## TASK PROMPT
Repeat the listing below exactly as given.

## INPUT FOR THIS TASK
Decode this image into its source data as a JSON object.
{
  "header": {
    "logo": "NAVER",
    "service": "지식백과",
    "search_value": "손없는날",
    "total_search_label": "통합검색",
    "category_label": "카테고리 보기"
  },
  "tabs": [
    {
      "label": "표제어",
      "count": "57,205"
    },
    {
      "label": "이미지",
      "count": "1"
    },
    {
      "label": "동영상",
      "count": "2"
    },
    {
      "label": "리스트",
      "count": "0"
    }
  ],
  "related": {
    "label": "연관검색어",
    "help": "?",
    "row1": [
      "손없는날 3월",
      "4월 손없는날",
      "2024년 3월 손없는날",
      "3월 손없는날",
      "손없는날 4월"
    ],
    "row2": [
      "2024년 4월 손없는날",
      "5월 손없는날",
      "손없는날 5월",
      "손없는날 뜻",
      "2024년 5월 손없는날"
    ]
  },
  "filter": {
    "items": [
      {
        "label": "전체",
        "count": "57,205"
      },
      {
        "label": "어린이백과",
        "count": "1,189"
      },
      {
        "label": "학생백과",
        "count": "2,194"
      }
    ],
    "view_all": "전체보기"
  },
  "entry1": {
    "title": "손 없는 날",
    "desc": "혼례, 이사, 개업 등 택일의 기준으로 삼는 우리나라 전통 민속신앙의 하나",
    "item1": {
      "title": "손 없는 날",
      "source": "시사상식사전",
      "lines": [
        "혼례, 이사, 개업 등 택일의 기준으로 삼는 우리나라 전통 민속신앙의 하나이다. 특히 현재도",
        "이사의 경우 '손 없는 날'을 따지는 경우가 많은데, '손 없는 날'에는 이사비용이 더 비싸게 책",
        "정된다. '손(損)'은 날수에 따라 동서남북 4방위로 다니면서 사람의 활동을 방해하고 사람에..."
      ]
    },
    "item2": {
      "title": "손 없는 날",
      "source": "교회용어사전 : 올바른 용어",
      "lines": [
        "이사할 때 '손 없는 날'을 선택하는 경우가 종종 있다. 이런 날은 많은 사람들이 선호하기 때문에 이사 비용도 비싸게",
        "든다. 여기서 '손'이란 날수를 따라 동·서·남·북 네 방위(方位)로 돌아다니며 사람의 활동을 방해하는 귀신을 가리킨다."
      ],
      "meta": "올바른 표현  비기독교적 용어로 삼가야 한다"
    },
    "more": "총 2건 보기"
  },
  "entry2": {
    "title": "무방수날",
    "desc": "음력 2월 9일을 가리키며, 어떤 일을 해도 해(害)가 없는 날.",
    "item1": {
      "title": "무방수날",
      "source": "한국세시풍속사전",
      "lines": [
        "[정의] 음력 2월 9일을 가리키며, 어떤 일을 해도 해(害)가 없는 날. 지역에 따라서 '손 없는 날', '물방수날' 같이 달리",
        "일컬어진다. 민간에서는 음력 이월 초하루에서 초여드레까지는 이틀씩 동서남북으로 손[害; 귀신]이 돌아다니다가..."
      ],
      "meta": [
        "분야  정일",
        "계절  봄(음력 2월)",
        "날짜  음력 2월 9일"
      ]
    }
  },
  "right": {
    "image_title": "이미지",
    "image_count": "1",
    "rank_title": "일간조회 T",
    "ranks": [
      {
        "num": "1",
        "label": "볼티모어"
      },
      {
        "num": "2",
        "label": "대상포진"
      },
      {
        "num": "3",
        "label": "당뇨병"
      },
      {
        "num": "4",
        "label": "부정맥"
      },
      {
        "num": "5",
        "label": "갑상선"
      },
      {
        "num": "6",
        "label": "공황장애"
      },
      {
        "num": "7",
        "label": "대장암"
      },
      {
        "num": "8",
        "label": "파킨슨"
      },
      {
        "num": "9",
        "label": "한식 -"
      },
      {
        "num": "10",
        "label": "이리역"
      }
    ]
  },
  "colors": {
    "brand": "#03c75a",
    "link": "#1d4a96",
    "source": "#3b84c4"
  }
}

## ANSWER TO THIS PROBLEM
Decode this image into its source data as a JSON object.
{
  "header": {
    "logo": "NAVER",
    "service": "지식백과",
    "search_value": "손없는날",
    "total_search_label": "통합검색",
    "category_label": "카테고리 보기"
  },
  "tabs": [
    {
      "label": "표제어",
      "count": "57,205"
    },
    {
      "label": "이미지",
      "count": "1"
    },
    {
      "label": "동영상",
      "count": "2"
    },
    {
      "label": "리스트",
      "count": "0"
    }
  ],
  "related": {
    "label": "연관검색어",
    "help": "?",
    "row1": [
      "손없는날 3월",
      "4월 손없는날",
      "2024년 3월 손없는날",
      "3월 손없는날",
      "손없는날 4월"
    ],
    "row2": [
      "2024년 4월 손없는날",
      "5월 손없는날",
      "손없는날 5월",
      "손없는날 뜻",
      "2024년 5월 손없는날"
    ]
  },
  "filter": {
    "items": [
      {
        "label": "전체",
        "count": "57,205"
      },
      {
        "label": "어린이백과",
        "count": "1,189"
      },
      {
        "label": "학생백과",
        "count": "2,194"
      }
    ],
    "view_all": "전체보기"
  },
  "entry1": {
    "title": "손 없는 날",
    "desc": "혼례, 이사, 개업 등 택일의 기준으로 삼는 우리나라 전통 민속신앙의 하나",
    "item1": {
      "title": "손 없는 날",
      "source": "시사상식사전",
      "lines": [
        "혼례, 이사, 개업 등 택일의 기준으로 삼는 우리나라 전통 민속신앙의 하나이다. 특히 현재도",
        "이사의 경우 '손 없는 날'을 따지는 경우가 많은데, '손 없는 날'에는 이사비용이 더 비싸게 책",
        "정된다. '손(損)'은 날수에 따라 동서남북 4방위로 다니면서 사람의 활동을 방해하고 사람에..."
      ]
    },
    "item2": {
      "title": "손 없는 날",
      "source": "교회용어사전 : 올바른 용어",
      "lines": [
        "이사할 때 '손 없는 날'을 선택하는 경우가 종종 있다. 이런 날은 많은 사람들이 선호하기 때문에 이사 비용도 비싸게",
        "든다. 여기서 '손'이란 날수를 따라 동·서·남·북 네 방위(方位)로 돌아다니며 사람의 활동을 방해하는 귀신을 가리킨다."
      ],
      "meta": "올바른 표현  비기독교적 용어로 삼가야 한다"
    },
    "more": "총 2건 보기"
  },
  "entry2": {
    "title": "무방수날",
    "desc": "음력 2월 9일을 가리키며, 어떤 일을 해도 해(害)가 없는 날.",
    "item1": {
      "title": "무방수날",
      "source": "한국세시풍속사전",
      "lines": [
        "[정의] 음력 2월 9일을 가리키며, 어떤 일을 해도 해(害)가 없는 날. 지역에 따라서 '손 없는 날', '물방수날' 같이 달리",
        "일컬어진다. 민간에서는 음력 이월 초하루에서 초여드레까지는 이틀씩 동서남북으로 손[害; 귀신]이 돌아다니다가..."
      ],
      "meta": [
        "분야  정일",
        "계절  봄(음력 2월)",
        "날짜  음력 2월 9일"
      ]
    }
  },
  "right": {
    "image_title": "이미지",
    "image_count": "1",
    "rank_title": "일간조회 T",
    "ranks": [
      {
        "num": "1",
        "label": "볼티모어"
      },
      {
        "num": "2",
        "label": "대상포진"
      },
      {
        "num": "3",
        "label": "당뇨병"
      },
      {
        "num": "4",
        "label": "부정맥"
      },
      {
        "num": "5",
        "label": "갑상선"
      },
      {
        "num": "6",
        "label": "공황장애"
      },
      {
        "num": "7",
        "label": "대장암"
      },
      {
        "num": "8",
        "label": "파킨슨"
      },
      {
        "num": "9",
        "label": "한식 -"
      },
      {
        "num": "10",
        "label": "이리역"
      }
    ]
  },
  "colors": {
    "brand": "#03c75a",
    "link": "#1d4a96",
    "source": "#3b84c4"
  }
}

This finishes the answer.